[Task requirements]
Retype the whole listing below precisely.

----- Dataset records -----

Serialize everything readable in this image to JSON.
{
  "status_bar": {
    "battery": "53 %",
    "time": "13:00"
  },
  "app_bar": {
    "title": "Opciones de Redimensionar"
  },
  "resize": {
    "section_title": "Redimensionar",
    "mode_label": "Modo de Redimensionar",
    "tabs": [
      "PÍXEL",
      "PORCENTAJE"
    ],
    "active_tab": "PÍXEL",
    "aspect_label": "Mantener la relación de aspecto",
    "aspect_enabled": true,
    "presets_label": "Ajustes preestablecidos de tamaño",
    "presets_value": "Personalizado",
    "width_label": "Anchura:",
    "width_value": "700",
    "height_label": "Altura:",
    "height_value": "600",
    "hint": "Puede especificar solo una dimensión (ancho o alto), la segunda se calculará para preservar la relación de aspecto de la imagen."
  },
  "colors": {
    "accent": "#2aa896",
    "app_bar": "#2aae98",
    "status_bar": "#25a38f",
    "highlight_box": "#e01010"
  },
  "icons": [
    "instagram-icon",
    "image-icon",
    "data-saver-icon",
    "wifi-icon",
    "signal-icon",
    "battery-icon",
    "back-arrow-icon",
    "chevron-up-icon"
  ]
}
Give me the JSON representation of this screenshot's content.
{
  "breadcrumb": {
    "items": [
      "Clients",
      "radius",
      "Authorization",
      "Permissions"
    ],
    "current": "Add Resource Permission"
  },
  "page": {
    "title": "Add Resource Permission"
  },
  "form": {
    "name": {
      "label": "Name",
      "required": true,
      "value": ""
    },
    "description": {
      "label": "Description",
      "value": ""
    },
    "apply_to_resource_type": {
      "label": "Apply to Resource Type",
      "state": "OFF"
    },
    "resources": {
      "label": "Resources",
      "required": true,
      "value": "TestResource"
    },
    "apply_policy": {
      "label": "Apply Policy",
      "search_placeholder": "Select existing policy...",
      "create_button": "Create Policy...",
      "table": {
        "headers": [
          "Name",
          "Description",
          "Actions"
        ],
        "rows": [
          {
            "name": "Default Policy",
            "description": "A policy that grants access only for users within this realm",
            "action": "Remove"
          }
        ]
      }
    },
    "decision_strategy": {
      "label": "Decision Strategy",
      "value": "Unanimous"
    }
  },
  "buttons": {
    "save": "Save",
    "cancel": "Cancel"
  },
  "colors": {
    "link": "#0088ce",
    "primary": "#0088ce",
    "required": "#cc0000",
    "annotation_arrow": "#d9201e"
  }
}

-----

[Answer box]
Serialize everything readable in this image to JSON.
{
  "status_bar": {
    "battery": "53 %",
    "time": "13:00"
  },
  "app_bar": {
    "title": "Opciones de Redimensionar"
  },
  "resize": {
    "section_title": "Redimensionar",
    "mode_label": "Modo de Redimensionar",
    "tabs": [
      "PÍXEL",
      "PORCENTAJE"
    ],
    "active_tab": "PÍXEL",
    "aspect_label": "Mantener la relación de aspecto",
    "aspect_enabled": true,
    "presets_label": "Ajustes preestablecidos de tamaño",
    "presets_value": "Personalizado",
    "width_label": "Anchura:",
    "width_value": "700",
    "height_label": "Altura:",
    "height_value": "600",
    "hint": "Puede especificar solo una dimensión (ancho o alto), la segunda se calculará para preservar la relación de aspecto de la imagen."
  },
  "colors": {
    "accent": "#2aa896",
    "app_bar": "#2aae98",
    "status_bar": "#25a38f",
    "highlight_box": "#e01010"
  },
  "icons": [
    "instagram-icon",
    "image-icon",
    "data-saver-icon",
    "wifi-icon",
    "signal-icon",
    "battery-icon",
    "back-arrow-icon",
    "chevron-up-icon"
  ]
}
Give me the JSON representation of this screenshot's content.
{
  "breadcrumb": {
    "items": [
      "Clients",
      "radius",
      "Authorization",
      "Permissions"
    ],
    "current": "Add Resource Permission"
  },
  "page": {
    "title": "Add Resource Permission"
  },
  "form": {
    "name": {
      "label": "Name",
      "required": true,
      "value": ""
    },
    "description": {
      "label": "Description",
      "value": ""
    },
    "apply_to_resource_type": {
      "label": "Apply to Resource Type",
      "state": "OFF"
    },
    "resources": {
      "label": "Resources",
      "required": true,
      "value": "TestResource"
    },
    "apply_policy": {
      "label": "Apply Policy",
      "search_placeholder": "Select existing policy...",
      "create_button": "Create Policy...",
      "table": {
        "headers": [
          "Name",
          "Description",
          "Actions"
        ],
        "rows": [
          {
            "name": "Default Policy",
            "description": "A policy that grants access only for users within this realm",
            "action": "Remove"
          }
        ]
      }
    },
    "decision_strategy": {
      "label": "Decision Strategy",
      "value": "Unanimous"
    }
  },
  "buttons": {
    "save": "Save",
    "cancel": "Cancel"
  },
  "colors": {
    "link": "#0088ce",
    "primary": "#0088ce",
    "required": "#cc0000",
    "annotation_arrow": "#d9201e"
  }
}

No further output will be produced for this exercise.